We start with: Why would a law firm use bonuses to pay lawyers?
There are two valid reasons:
(i) provide incentives to change behaviour, and/or (ii) shift part of employment costs from fixed into variable.
Let’s start with changing behaviour.
We want early career lawyers to produce. So we can set a reasonable budget and then reward fees over that budget. Theoretically, when there is plenty of work going around, producers will then go the extra mile. The firm has no downside financial risk because the rewards only kick in once budgeted fees are billed. In a bonus environment, there is a heightened professional standards imperative to review draft bills rigorously… because of the arguable potential for conflict between financial reward and duty to client.
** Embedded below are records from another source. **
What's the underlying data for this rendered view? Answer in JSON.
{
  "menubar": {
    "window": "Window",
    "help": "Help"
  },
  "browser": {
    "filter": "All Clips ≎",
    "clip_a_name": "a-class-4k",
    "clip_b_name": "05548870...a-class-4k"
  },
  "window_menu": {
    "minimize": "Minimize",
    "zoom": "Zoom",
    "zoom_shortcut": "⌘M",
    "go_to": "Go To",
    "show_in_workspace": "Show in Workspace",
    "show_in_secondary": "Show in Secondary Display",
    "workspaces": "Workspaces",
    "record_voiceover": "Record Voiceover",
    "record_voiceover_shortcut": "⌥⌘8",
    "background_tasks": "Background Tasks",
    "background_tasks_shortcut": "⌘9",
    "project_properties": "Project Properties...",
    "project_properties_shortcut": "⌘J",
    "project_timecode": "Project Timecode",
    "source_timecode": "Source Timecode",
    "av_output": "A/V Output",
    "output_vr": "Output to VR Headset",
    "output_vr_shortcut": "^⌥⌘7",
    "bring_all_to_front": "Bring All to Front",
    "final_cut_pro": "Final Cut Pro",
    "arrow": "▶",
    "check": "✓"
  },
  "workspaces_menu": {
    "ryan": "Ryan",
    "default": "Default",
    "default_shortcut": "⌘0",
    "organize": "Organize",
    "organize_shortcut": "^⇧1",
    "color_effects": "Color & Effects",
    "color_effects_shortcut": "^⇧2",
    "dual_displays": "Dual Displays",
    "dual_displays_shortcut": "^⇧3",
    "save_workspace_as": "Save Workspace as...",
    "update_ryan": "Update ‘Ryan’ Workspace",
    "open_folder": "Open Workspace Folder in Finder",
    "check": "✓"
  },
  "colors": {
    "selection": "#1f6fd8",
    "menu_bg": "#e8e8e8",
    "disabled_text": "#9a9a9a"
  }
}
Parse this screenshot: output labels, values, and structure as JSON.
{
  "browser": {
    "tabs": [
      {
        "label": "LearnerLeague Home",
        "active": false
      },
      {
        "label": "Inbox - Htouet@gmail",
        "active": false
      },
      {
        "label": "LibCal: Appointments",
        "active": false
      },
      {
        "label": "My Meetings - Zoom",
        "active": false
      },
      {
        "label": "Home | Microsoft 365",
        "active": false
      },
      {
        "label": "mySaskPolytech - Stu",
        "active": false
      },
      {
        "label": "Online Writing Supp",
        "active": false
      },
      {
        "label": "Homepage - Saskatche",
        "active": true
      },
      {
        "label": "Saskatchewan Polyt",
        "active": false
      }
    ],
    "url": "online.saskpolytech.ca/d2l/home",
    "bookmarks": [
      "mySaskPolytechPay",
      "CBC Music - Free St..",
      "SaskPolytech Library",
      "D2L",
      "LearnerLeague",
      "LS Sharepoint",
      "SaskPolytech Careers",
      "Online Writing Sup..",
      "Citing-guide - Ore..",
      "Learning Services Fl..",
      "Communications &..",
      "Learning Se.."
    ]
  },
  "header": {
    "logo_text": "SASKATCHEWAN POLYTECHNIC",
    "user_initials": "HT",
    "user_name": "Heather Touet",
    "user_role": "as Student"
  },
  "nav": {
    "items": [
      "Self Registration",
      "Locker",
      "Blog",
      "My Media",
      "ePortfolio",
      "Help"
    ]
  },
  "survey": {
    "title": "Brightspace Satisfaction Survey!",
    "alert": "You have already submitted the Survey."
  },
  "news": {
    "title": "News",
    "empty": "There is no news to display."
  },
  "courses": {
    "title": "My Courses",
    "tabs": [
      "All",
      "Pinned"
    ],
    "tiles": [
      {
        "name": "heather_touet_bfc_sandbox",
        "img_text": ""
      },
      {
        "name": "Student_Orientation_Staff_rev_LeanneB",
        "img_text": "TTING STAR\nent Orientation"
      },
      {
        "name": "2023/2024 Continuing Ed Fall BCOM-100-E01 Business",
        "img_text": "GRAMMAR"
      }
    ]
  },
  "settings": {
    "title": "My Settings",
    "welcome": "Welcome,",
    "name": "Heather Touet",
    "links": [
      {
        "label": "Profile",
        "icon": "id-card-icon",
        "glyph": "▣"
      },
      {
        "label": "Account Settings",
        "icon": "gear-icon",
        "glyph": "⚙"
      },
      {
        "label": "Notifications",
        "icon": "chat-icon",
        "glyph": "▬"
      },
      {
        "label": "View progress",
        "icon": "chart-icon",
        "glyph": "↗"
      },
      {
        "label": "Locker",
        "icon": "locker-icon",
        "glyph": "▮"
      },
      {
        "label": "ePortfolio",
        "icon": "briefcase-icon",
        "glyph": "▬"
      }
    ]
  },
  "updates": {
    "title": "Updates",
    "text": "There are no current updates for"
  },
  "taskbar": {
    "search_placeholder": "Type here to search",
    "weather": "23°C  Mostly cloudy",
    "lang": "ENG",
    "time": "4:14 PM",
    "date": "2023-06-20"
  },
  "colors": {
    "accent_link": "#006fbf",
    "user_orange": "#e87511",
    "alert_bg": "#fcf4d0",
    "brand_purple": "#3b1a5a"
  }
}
For later career lawyers, we are more interested in business development, client management, and team supervision. Sure, everyone needs a budget…. but just production isn’t the main game at this level. So – offering production bonuses to Senior Associates doesn’t make much sense if you really want them to push work down and supervise it. For senior people, it makes more sense to explicitly reward inter alia successful business development.
To the second reason…. Shifting fixed labour costs into variable.
In these situations, the fixed part of salary is well below industry standards, but with performance hoops that enable movement to above industry standards. It’s a form of risk and reward shifting for firms trying to keep a lid on costs. This approach struggles to attract talent when the jobs market is strong. Candidates have too many lower risk options.
Published: Queensland Law Society – Proctor, December 2015 (p. 53)